A coupling of the harpist's first and third LPs for Stax's Enterprise subsidiary and the best spot to inaugurate a Little Sonny CD collection. 1970's New King is mostly instrumental and places Sonny in a funky, contemporary setting; 1973's Hard Goin' Up was his best album for the firm, benefitting from excellent material spotlighting his vocal talents in a soul-slanted format.
This Dutch blues band was formed in the Hague around 1967, becoming a regular outfit from 1969. The early line-up included Bjorn Toll (vocals), John Lagrand (harmonica), Ted Oberg (guitar), Ruud Fransen (bass) and Niek Dijkhuys (drums) but although the name remained wholesale changes soon took place, bringing in a new singer, Nicko Christiansen, and new bass and drums, Peter Kleinjan and Beer Klaasse, the latter pair being swiftly replaced by Gerard Strutbaum and Cesar Zuiderwijk, while keyboard player Henk Smitskamp was added.

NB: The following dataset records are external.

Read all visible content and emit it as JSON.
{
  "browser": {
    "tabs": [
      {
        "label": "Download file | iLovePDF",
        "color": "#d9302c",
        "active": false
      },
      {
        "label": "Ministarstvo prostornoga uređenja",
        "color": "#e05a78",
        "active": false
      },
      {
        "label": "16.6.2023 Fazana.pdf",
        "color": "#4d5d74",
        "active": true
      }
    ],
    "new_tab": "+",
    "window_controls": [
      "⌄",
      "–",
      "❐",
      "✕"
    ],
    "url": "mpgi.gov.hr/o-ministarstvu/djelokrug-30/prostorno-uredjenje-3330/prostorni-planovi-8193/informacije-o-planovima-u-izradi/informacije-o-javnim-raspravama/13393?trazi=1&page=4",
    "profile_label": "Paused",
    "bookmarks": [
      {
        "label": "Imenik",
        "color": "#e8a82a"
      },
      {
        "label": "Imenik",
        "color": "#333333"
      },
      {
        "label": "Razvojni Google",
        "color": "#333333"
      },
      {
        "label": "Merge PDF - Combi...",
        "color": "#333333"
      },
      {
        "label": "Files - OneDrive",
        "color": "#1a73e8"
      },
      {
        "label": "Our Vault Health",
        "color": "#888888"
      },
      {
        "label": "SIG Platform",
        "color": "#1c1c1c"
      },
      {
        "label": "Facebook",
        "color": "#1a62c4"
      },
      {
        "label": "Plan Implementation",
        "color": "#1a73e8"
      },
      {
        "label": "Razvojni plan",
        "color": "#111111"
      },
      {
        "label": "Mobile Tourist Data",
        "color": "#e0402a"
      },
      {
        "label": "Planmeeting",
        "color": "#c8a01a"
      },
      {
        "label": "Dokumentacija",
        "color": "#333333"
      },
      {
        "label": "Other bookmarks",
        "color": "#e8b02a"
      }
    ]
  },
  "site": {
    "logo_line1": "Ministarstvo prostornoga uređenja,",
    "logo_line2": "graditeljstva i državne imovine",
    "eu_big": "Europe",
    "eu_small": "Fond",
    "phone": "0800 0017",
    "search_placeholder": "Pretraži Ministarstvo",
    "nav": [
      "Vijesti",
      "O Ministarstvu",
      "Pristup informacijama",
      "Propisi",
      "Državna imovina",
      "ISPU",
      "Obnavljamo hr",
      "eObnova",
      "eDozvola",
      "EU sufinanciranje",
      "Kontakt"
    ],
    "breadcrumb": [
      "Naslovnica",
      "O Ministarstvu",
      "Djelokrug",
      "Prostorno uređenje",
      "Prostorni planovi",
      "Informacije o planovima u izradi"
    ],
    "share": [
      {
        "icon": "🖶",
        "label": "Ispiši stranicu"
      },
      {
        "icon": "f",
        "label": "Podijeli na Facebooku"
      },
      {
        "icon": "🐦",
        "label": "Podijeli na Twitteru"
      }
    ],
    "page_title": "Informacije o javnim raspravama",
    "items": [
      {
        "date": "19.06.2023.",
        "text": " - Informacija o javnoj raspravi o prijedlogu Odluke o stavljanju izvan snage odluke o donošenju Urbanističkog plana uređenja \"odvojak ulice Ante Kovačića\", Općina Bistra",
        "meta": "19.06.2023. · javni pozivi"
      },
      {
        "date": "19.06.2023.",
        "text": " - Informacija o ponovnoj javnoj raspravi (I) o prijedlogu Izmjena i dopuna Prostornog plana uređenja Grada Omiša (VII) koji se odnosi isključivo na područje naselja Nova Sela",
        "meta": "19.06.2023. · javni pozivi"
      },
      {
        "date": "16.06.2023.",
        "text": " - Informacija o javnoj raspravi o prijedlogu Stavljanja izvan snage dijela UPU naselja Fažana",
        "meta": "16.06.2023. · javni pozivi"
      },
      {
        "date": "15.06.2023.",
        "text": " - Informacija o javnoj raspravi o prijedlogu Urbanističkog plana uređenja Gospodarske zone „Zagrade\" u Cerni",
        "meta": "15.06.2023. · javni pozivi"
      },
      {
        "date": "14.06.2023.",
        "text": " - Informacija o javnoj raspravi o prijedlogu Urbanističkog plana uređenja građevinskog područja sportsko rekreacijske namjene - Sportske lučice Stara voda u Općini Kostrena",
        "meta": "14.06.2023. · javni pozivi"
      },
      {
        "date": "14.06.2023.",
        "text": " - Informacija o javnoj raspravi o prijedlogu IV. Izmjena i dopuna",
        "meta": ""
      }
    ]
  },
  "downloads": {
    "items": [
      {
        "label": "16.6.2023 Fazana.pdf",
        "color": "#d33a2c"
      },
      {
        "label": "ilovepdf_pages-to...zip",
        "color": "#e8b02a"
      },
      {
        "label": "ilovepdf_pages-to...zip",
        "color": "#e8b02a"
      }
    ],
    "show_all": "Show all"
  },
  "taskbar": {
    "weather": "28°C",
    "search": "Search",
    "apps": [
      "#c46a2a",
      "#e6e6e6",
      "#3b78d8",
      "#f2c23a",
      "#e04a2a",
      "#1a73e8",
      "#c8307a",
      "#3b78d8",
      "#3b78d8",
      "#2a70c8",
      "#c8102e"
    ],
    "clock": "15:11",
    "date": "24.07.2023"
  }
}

Other changes followed through the 70s, by which time the band’s repertoire was more inclined towards rock.
Harp master Billy Branch has been a figure of the note on the Chicago blues scene since he was discovered by Willie Dixon in 1969, and after more than four decades, he's grown from a young buck bringing new blood to the blues scene to an elder statesman who stands tall for the music's traditions. Blues Shock arrives ten years after Billy Branch last released an album, but it sounds like he and his latest edition of the Sons of Blues are still in fighting shape, playing tight, straight-ahead blues with force, imagination and wit. Blues Shock shows there's plenty of fun and fresh ideas to be found in a form as time-tested as Chicago blues. It's a great set.